They lived in the UK and Switzerland until the mid 1980s when they bought property in Nambour, Queensland. In 1990, Durham, Edgeworth and their tour manager, Peter Summers, were involved in a car accident on the Calder Freeway. The driver of the other car died at the scene and Durham sustained a fractured wrist and leg. The response from her fans made Durham consider getting back together with the other members of the Seekers for a Silver Jubilee show. During this reunion Edgeworth was diagnosed with motor neurone disease. He died on 10 December 1994 with Durham by his side.
In May 2013, during The Seekers’ Golden Jubilee tour, Durham suffered a stroke which diminished her ability to read and write—both visual language and musical scores. During her convalescence she made progress to rebuild those skills. Her singing ability was not affected by the stroke. (per Wikipedia).
Georgy Girl was written by Tom Springfield (music) and Jim Dale (lyrics), and was the title song performed by The Seekers for the film of the same name. In the United States, it proved to be the Seekers’ highest charting single thanks in part to the wonderful voice and lead singing of Judith Durham.
The Seekers reunion concert of 1993 displays a terrific live performance of “I’ll Never Find Another You” (written and produced by Tom Springfield who was also responsible for most of the band’s subsequent hits). It was The Seekers first hit song in America as well as in the UK and the best selling UK song of 1965. The group, formed in Melbourne Australia, were the first Australian pop music group to achieve major chart and sales success in the United Kingdom and the United States. The vocal harmonies and great melody of this number might only be outshined by the engaging voice of Judith Durham (per YouTube.com).
Here are The Seekers in two videos mashed up together…one (George Girl) from 1966 and the other “I’ll Never Find Another You” from 1993, both in HD audio.
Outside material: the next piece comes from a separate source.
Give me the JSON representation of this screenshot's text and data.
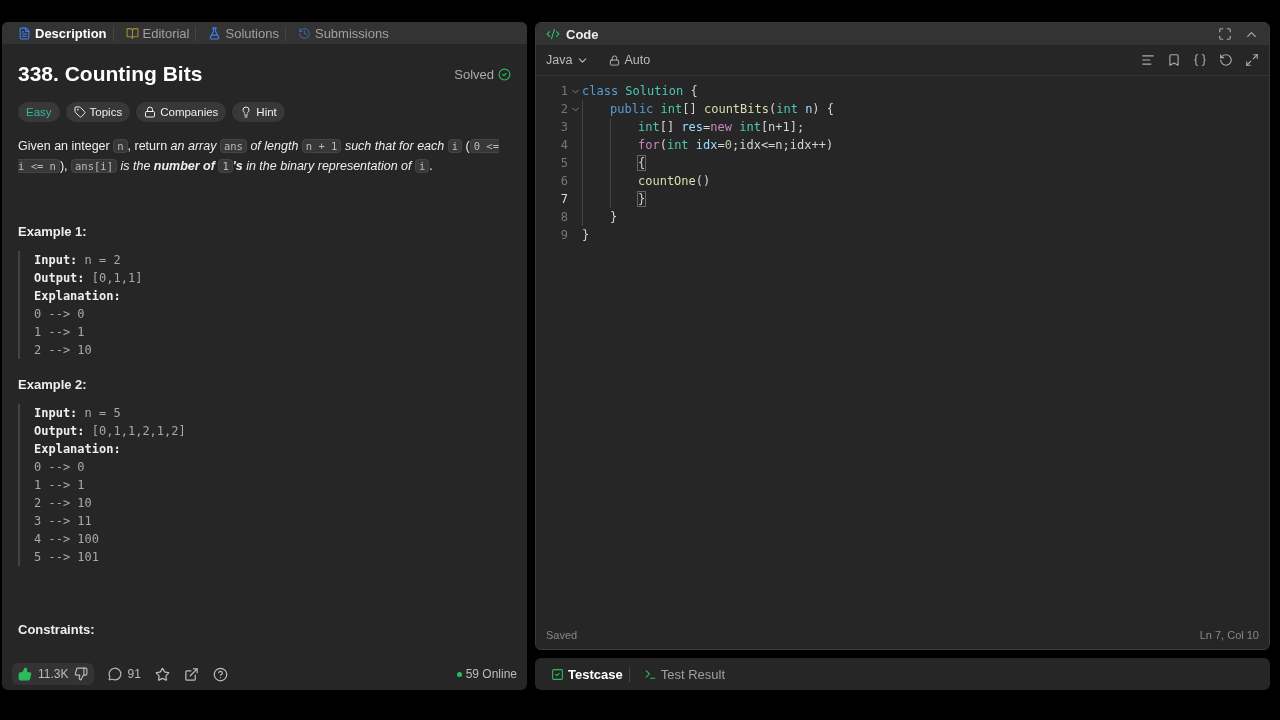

I hope you enjoy this!
Thought for the Day:
“I like the fact that Melbourne always seems to support their chefs and promote them in ways I find really admirable.” – Anthony Bourdain
Further to the Chop Suey Smile, Frank Fowlie (Retired RCMP) of Richmond, BC, Canada writes:
I love love the one line on that album Cognac and Bologna by Doug and the Slugs from the song: “Drifting Away”:
“There could be countless reasons
Tension rules this house
That it does goes without saying or doubt
You of course claim it’s a force that rules from stars far away, I say,
Could be the communists
Maybe the RCMP
More likely you and me, just drifting away…”
Have a great day!
Dave & Colleen
© 2021 David J. Bilinsky and Colleen E. Bilinsky